Cyclone Cook was battering the country, but the top story on New Zealand’s biggest news websites was about an Auckland woman who was at the centre of a media storm after being found to be “full-blooded Maori”.
Journalist and single mother-of-four Oriini Kaipara, 33, who presents Maori Television’s Native Affairs, had taken a DNA test for a story and was surprised to discover that although she has European ancestors, her parents had passed on only their non-Pakeha genes.
Unveiling the results, astonished genetics expert Brad Argent revealed that Oriini was “100% Maori”, which made her “unique”. He explained, “In the world, we’re all becoming a little more mixed and it’s quite unusual to find anyone pure of just one thing.”
The internet went crazy and Oriini fielded interview requests from as far away as the UK.
“There was an actual storm outside, but I hardly noticed because my phone would not stop going off,” she tells Woman’s Day. “While I knew the story was going to push some buttons, I didn’t realise how big it would be.”
Though controversial, Oriini – who is of Tuhoe, Ngati Awa, Tuwharetoa and Te Arawa descent – is pleased by the attention her story brought Native Affairs and says, “It’s positive to have a healthy debate about what it means to be Maori.”
As for the results, she insists, “It doesn’t define who I am. It doesn’t change me. I’m proud of my Pakeha roots.There are people who are way more Maori than me – they live, breathe, eat and sleep the language and culture.
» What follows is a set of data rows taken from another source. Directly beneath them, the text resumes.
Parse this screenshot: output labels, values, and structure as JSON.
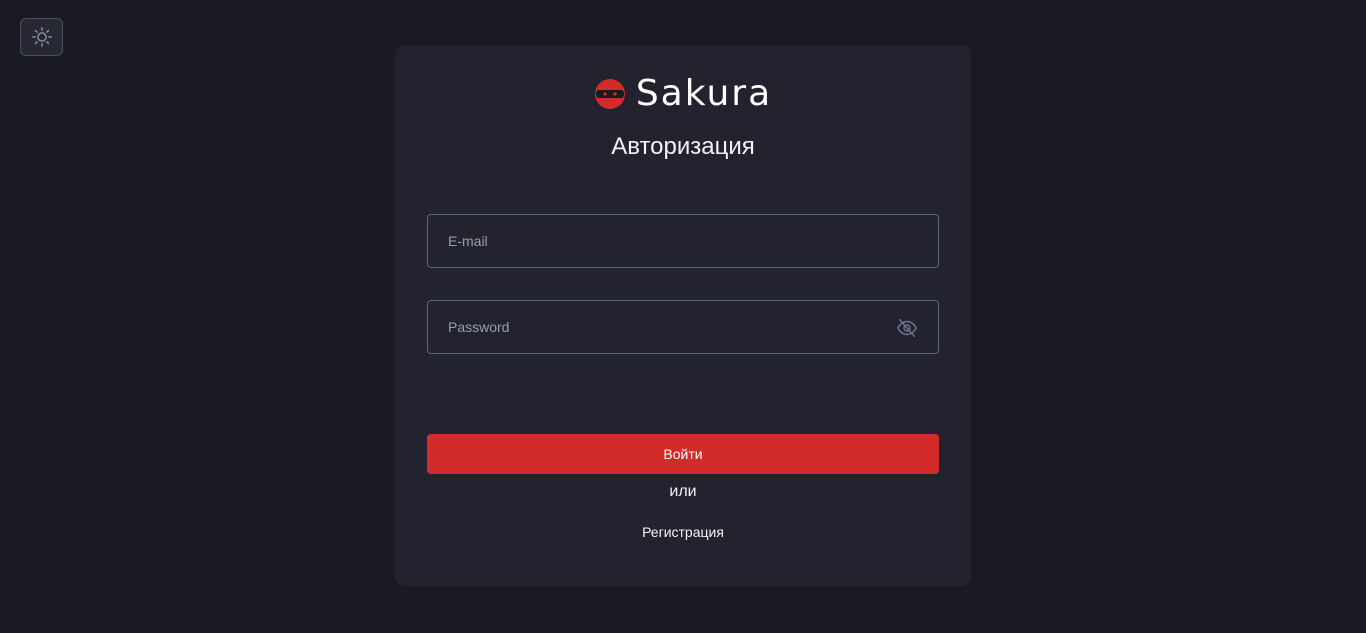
{
  "brand": {
    "name": "Sakura",
    "accent_color": "#d32a2a"
  },
  "theme_toggle": {
    "icon": "sun-icon"
  },
  "auth": {
    "title": "Авторизация",
    "email_placeholder": "E-mail",
    "password_placeholder": "Password",
    "password_toggle_icon": "eye-off-icon",
    "login_label": "Войти",
    "or_label": "или",
    "register_label": "Регистрация"
  }
}
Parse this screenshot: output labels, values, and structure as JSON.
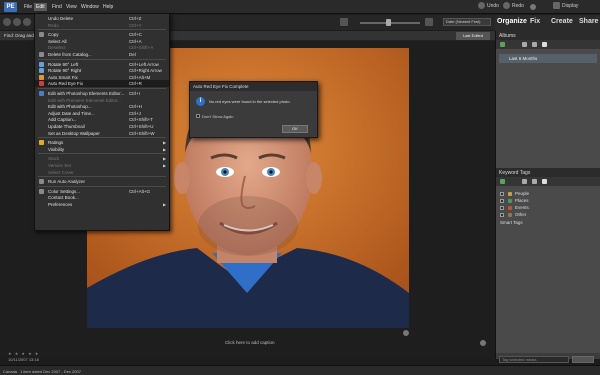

I admire and salute them.”
While there were a lot of negative reactions online, Oriini says she tried not to look at them.
“It was my own personal story and I didn’t want to get caught up in the comments. The only people’s opinions I was worried about were those of my whanau and my children – and they thought it was cool.” The kids now want to take the test themselves, but their mum has simply told them, “You don’t need to. You’re as Maori as you feel.”
Whakatane-born Oriini had just turned 16 and left school to study law when she discovered she was expecting her son Paetawhiti, now 16.
She recalls, “I was in denial. I knew something was up, but I didn’t bother to check as I thought I was too young to get pregnant. I was five months gone before I properly found out. It was a shock.”
But there were more surprises to come. Paetawhiti was born just one month later, with under-developed lungs, and it was a year before Oriini could take her premature infant home from hospital. In the meantime, the teen mum fell pregnant with her daughter Te Aomihia, now 15, by the same ex-boyfriend.
“We were in and out of hospital for two and a half years,” recalls Oriini. “It was stressful and scary. Being a teenager, I coped as best I could, but every day was a struggle.”
When Te Aomihia was six months old, Oriini’s mother sat her daughter down and told her, “Look, I don’t want you to stay at home and be a statistic. I’ll look after the babies, but you need to get your life sorted.”
That same day, the teen was looking through a newspaper and saw an ad for the South Seas Film & Television School. Having been told at her wharekura (Maori language-immersion high school) that she’d be great on TV, Oriini called up and was told to apply for a scholarship. Two days later, she was awarded one.
“It was a turning point and the wake-up call I needed,” she remembers. “I loved it and worked my butt off the whole time so I didn’t muck up my opportunity. I struggled a bit with the English, so they let me do all my assignments in Maori. I learnt and grew so much, and I overcame the shame I put on myself for being a teen mum.”
After South Seas, Oriini worked for TVNZ news show Te Karere before training as a journalist at radio station Ruia Mai and moving on to the documentary series Waka Huia. She got a job at Maori Television when it started in 2004, went back to Te Karere and now fronts the award-winning Native Affairs.
In between, she and her ex-husband had two more children, son Nikau, 11, and daughter Ngarongokahira, four, with a heavily pregnant Oriini at one stage suffering Braxton Hicks contractions (false labour) while presenting Te Kaea.
Now her two eldest are teenagers, Oriini has shared her story, telling them, “Don’t be like me. Live your life first.” When they told her she’d done a good job, she replied, “I learned the hard way. You don’t have to go through what I did."
However, Oriini is confident that her children will make better choices than she did. She smiles, “My kids are pretty awesome. They remind me of the important things in life and keep me grounded.”